**YOUR OBJECTIVE:** Collect all lines from the records below that include the word "icon".

^^^^^^^^

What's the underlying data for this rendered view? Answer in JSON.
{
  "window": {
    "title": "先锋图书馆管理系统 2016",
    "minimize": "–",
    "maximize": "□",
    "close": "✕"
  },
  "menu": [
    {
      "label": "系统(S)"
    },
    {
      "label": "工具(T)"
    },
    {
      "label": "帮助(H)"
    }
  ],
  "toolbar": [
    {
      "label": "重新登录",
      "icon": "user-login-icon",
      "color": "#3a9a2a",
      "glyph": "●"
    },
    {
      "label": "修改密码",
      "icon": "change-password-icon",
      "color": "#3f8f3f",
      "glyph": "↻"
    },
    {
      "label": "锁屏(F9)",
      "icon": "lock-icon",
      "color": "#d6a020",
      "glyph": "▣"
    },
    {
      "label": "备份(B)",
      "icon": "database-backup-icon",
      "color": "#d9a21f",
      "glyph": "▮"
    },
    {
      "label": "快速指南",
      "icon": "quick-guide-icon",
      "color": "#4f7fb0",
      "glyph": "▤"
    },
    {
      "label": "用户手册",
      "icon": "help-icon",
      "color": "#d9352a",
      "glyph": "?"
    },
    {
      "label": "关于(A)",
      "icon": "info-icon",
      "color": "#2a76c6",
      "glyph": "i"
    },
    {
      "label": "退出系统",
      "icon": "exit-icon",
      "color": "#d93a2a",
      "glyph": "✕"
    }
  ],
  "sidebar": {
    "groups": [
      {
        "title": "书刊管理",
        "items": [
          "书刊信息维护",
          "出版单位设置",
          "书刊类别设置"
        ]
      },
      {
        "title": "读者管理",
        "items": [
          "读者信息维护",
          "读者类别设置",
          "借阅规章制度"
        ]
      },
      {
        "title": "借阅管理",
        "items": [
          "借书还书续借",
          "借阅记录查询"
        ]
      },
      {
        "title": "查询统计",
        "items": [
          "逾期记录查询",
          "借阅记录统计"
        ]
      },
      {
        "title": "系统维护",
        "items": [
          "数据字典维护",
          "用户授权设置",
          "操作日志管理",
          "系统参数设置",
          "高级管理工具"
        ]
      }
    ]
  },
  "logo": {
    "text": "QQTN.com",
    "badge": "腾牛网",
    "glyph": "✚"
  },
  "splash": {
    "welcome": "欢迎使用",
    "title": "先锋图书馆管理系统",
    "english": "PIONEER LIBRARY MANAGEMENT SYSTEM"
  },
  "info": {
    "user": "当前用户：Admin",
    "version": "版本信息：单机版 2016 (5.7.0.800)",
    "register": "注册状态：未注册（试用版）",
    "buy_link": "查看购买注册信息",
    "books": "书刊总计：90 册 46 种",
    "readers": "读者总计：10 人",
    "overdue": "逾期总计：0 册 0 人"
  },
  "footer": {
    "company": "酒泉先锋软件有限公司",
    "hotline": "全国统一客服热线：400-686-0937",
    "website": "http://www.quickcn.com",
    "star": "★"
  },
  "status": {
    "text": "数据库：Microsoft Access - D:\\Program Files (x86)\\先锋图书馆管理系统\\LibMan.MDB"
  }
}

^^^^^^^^

**REPLY TO THE TASK:**
      "icon": "user-login-icon",
      "icon": "change-password-icon",
      "icon": "lock-icon",
      "icon": "database-backup-icon",
      "icon": "quick-guide-icon",
      "icon": "help-icon",
      "icon": "info-icon",
      "icon": "exit-icon",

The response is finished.